Burkitt's Tumor Project, Department of Child Health, University of Ghana Medical School and National Cancer Institute, National Institutes of Health, Vector Biology and Control Division, Bureau of Tropical Diseases, Center for Disease Control, Accra, Ghana
Thirty-one (31) newborn infants living in Accra, Ghana, were visited monthly for the first 15 months of life to determine their serologic response to primary malaria infection. Only 10 episodes of seroconversion were observed, the earliest occurring at the 5th month and at a time when maternal-acquired antibodies were absent. Following seroconversion, antibody titers peaked at the 1st month but were generally of low titer (mean geometric titers <1:80) and declined to undetectable levels within a few months. The majority of the seroconverting infants had no symptoms of illness although in three of the 10 episodes splenic enlargement was noted. This study suggests that symptoms of malaria infection in infancy are often minimal, but that the moderation of symptoms is due to factors other than maternally transmitted antimalarial antibodies. Additionally, malaria appears to be much less common than expected in this urban area of West Africa.

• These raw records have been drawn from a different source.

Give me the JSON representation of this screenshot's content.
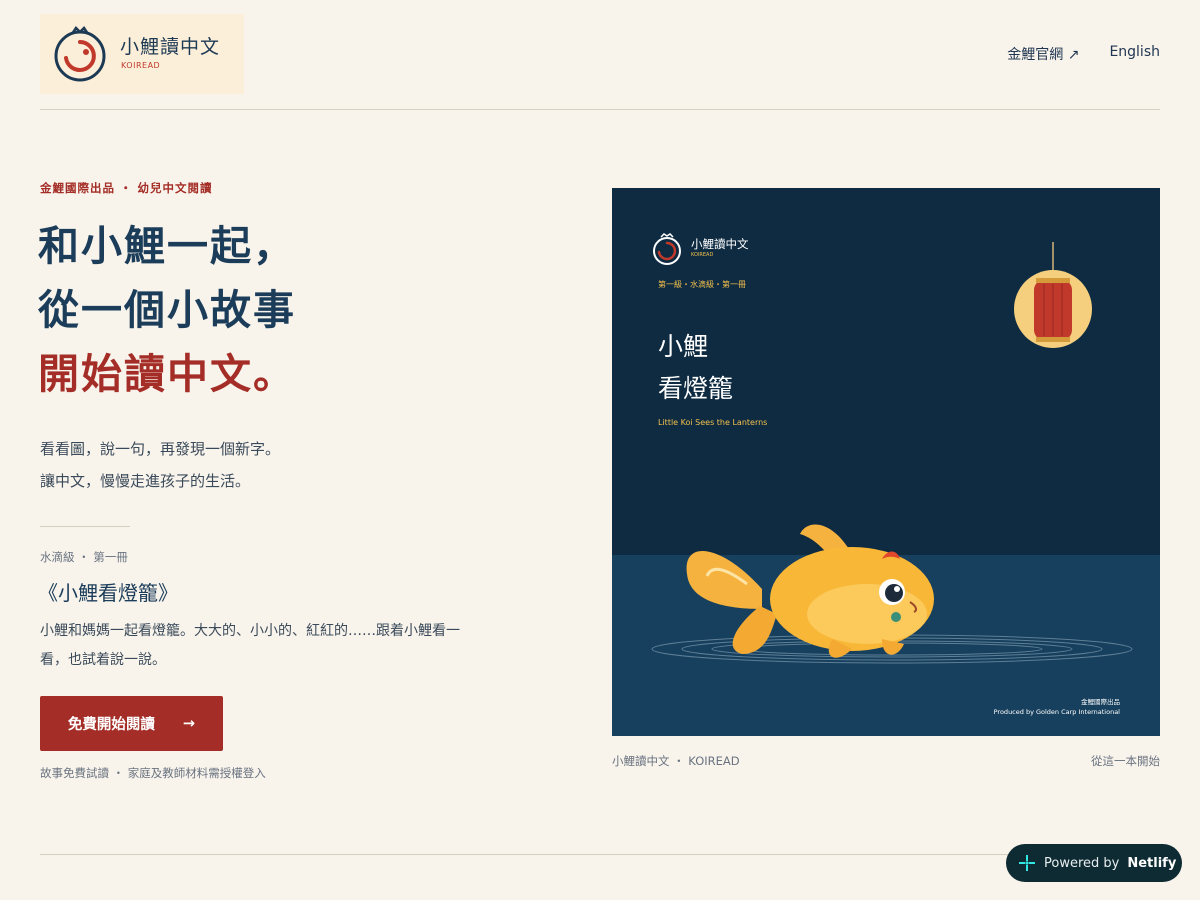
{
  "header": {
    "brand_name": "小鯉讀中文",
    "brand_sub": "KOIREAD",
    "nav": [
      {
        "label": "金鯉官網 ↗"
      },
      {
        "label": "English"
      }
    ]
  },
  "hero": {
    "eyebrow": "金鯉國際出品 ・ 幼兒中文閱讀",
    "headline_line1": "和小鯉一起，",
    "headline_line2": "從一個小故事",
    "headline_line3": "開始讀中文。",
    "lead_line1": "看看圖，說一句，再發現一個新字。",
    "lead_line2": "讓中文，慢慢走進孩子的生活。",
    "book_meta": "水滴級 ・ 第一冊",
    "book_title": "《小鯉看燈籠》",
    "book_desc": "小鯉和媽媽一起看燈籠。大大的、小小的、紅紅的……跟着小鯉看一看，也試着說一說。",
    "cta_label": "免費開始閱讀",
    "cta_arrow": "→",
    "cta_note": "故事免費試讀 ・ 家庭及教師材料需授權登入"
  },
  "cover": {
    "brand": "小鯉讀中文",
    "brand_sub": "KOIREAD",
    "level": "第一級・水滴級・第一冊",
    "title_line1": "小鯉",
    "title_line2": "看燈籠",
    "title_en": "Little Koi Sees the Lanterns",
    "credit_zh": "金鯉國際出品",
    "credit_en": "Produced by Golden Carp International",
    "caption_left": "小鯉讀中文 ・ KOIREAD",
    "caption_right": "從這一本開始"
  },
  "badge": {
    "prefix": "Powered by",
    "brand": "Netlify"
  },
  "colors": {
    "background": "#f8f4ec",
    "accent_red": "#a42e27",
    "navy": "#1c3d5a",
    "cover_bg": "#0e2b42",
    "gold": "#f3c04c"
  }
}
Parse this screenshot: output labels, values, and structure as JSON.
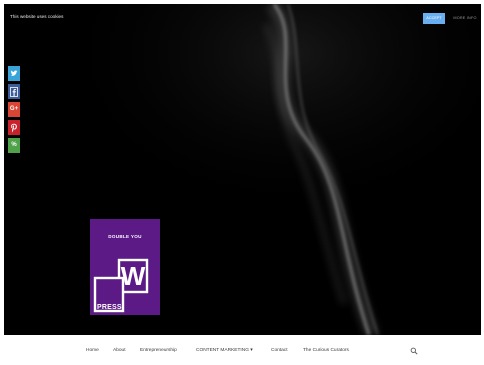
{
  "cookie_bar": {
    "message": "This website uses cookies",
    "accept_label": "ACCEPT",
    "more_info_label": "MORE INFO",
    "accept_color": "#68aef0"
  },
  "share_bar": {
    "items": [
      {
        "icon": "twitter-icon",
        "color": "#3aa4d9"
      },
      {
        "icon": "facebook-icon",
        "color": "#3b5b9a"
      },
      {
        "icon": "google-plus-icon",
        "color": "#d94635"
      },
      {
        "icon": "pinterest-icon",
        "color": "#c8232c"
      },
      {
        "icon": "share-icon",
        "color": "#4fa24a",
        "glyph": "%"
      }
    ]
  },
  "logo": {
    "title": "DOUBLE YOU",
    "letter": "W",
    "word": "PRESS",
    "background": "#5c1a86"
  },
  "nav": {
    "items": [
      {
        "label": "Home"
      },
      {
        "label": "About"
      },
      {
        "label": "Entrepreneurship"
      },
      {
        "label": "CONTENT MARKETING ▾"
      },
      {
        "label": "Contact"
      },
      {
        "label": "The Curious Curators"
      }
    ],
    "search_icon": "search-icon"
  }
}
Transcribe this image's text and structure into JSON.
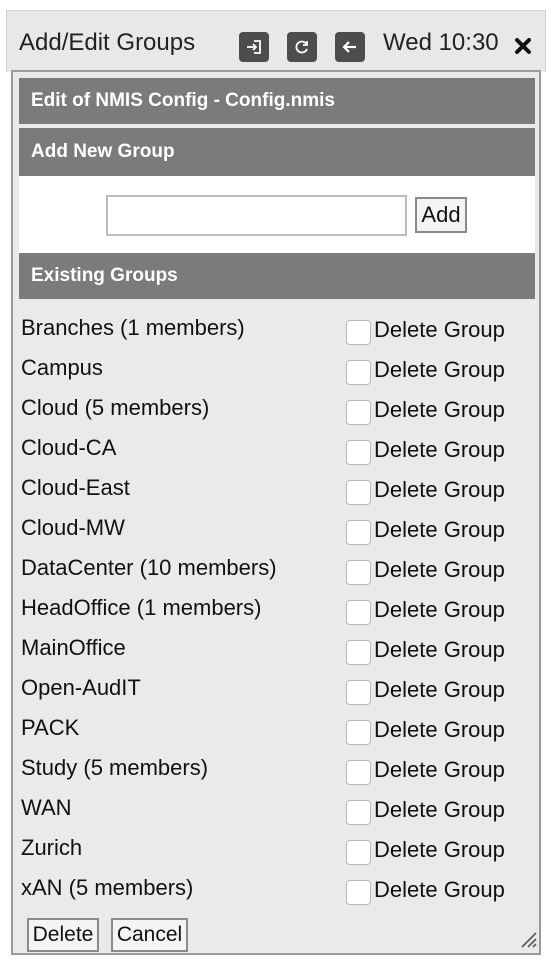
{
  "window": {
    "title": "Add/Edit Groups",
    "clock": "Wed 10:30",
    "buttons": [
      "login-icon",
      "refresh-icon",
      "back-arrow-icon",
      "close-icon"
    ]
  },
  "sections": {
    "config_header": "Edit of NMIS Config - Config.nmis",
    "add_header": "Add New Group",
    "existing_header": "Existing Groups"
  },
  "add_form": {
    "input_value": "",
    "add_label": "Add"
  },
  "groups": [
    {
      "name": "Branches (1 members)",
      "delete_label": "Delete Group"
    },
    {
      "name": "Campus",
      "delete_label": "Delete Group"
    },
    {
      "name": "Cloud (5 members)",
      "delete_label": "Delete Group"
    },
    {
      "name": "Cloud-CA",
      "delete_label": "Delete Group"
    },
    {
      "name": "Cloud-East",
      "delete_label": "Delete Group"
    },
    {
      "name": "Cloud-MW",
      "delete_label": "Delete Group"
    },
    {
      "name": "DataCenter (10 members)",
      "delete_label": "Delete Group"
    },
    {
      "name": "HeadOffice (1 members)",
      "delete_label": "Delete Group"
    },
    {
      "name": "MainOffice",
      "delete_label": "Delete Group"
    },
    {
      "name": "Open-AudIT",
      "delete_label": "Delete Group"
    },
    {
      "name": "PACK",
      "delete_label": "Delete Group"
    },
    {
      "name": "Study (5 members)",
      "delete_label": "Delete Group"
    },
    {
      "name": "WAN",
      "delete_label": "Delete Group"
    },
    {
      "name": "Zurich",
      "delete_label": "Delete Group"
    },
    {
      "name": "xAN (5 members)",
      "delete_label": "Delete Group"
    }
  ],
  "footer": {
    "delete_label": "Delete",
    "cancel_label": "Cancel"
  }
}
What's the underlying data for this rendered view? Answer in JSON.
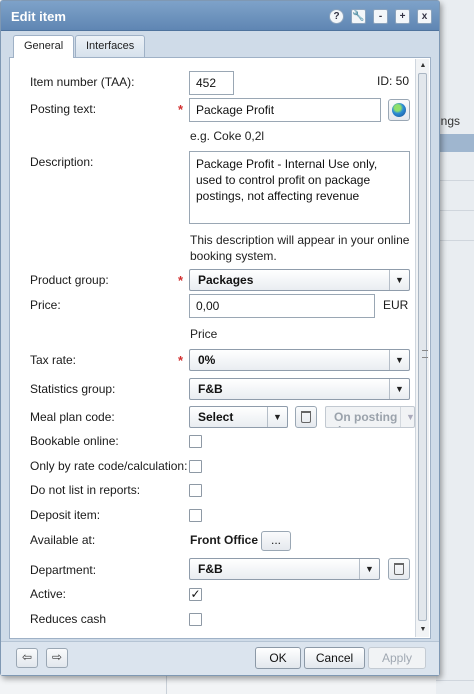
{
  "background": {
    "right_text": "ings"
  },
  "window": {
    "title": "Edit item",
    "controls": {
      "help": "?",
      "tools": "🔧",
      "minimize": "-",
      "maximize": "+",
      "close": "x"
    }
  },
  "tabs": [
    {
      "label": "General",
      "active": true
    },
    {
      "label": "Interfaces",
      "active": false
    }
  ],
  "form": {
    "item_number": {
      "label": "Item number (TAA):",
      "value": "452",
      "id_text": "ID: 50"
    },
    "posting_text": {
      "label": "Posting text:",
      "value": "Package Profit",
      "hint": "e.g. Coke 0,2l"
    },
    "description": {
      "label": "Description:",
      "value": "Package Profit - Internal Use only, used to control profit on package postings, not affecting revenue",
      "hint": "This description will appear in your online booking system."
    },
    "product_group": {
      "label": "Product group:",
      "value": "Packages"
    },
    "price": {
      "label": "Price:",
      "value": "0,00",
      "currency": "EUR",
      "hint": "Price"
    },
    "tax_rate": {
      "label": "Tax rate:",
      "value": "0%"
    },
    "statistics_group": {
      "label": "Statistics group:",
      "value": "F&B"
    },
    "meal_plan_code": {
      "label": "Meal plan code:",
      "value": "Select",
      "posting_value": "On posting d"
    },
    "bookable_online": {
      "label": "Bookable online:",
      "checked": false
    },
    "only_by_rate_code": {
      "label": "Only by rate code/calculation:",
      "checked": false
    },
    "do_not_list": {
      "label": "Do not list in reports:",
      "checked": false
    },
    "deposit_item": {
      "label": "Deposit item:",
      "checked": false
    },
    "available_at": {
      "label": "Available at:",
      "value": "Front Office",
      "button": "..."
    },
    "department": {
      "label": "Department:",
      "value": "F&B"
    },
    "active": {
      "label": "Active:",
      "checked": true,
      "mark": "✓"
    },
    "reduces_cash": {
      "label": "Reduces cash",
      "checked": false
    }
  },
  "footer": {
    "back": "⇦",
    "forward": "⇨",
    "ok": "OK",
    "cancel": "Cancel",
    "apply": "Apply"
  },
  "colors": {
    "titlebar": "#6a8fbb",
    "required": "#d23030"
  }
}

Present address: Environmental Epidemiology Branch, National Cancer Institute, Bethesda, Maryland 20205.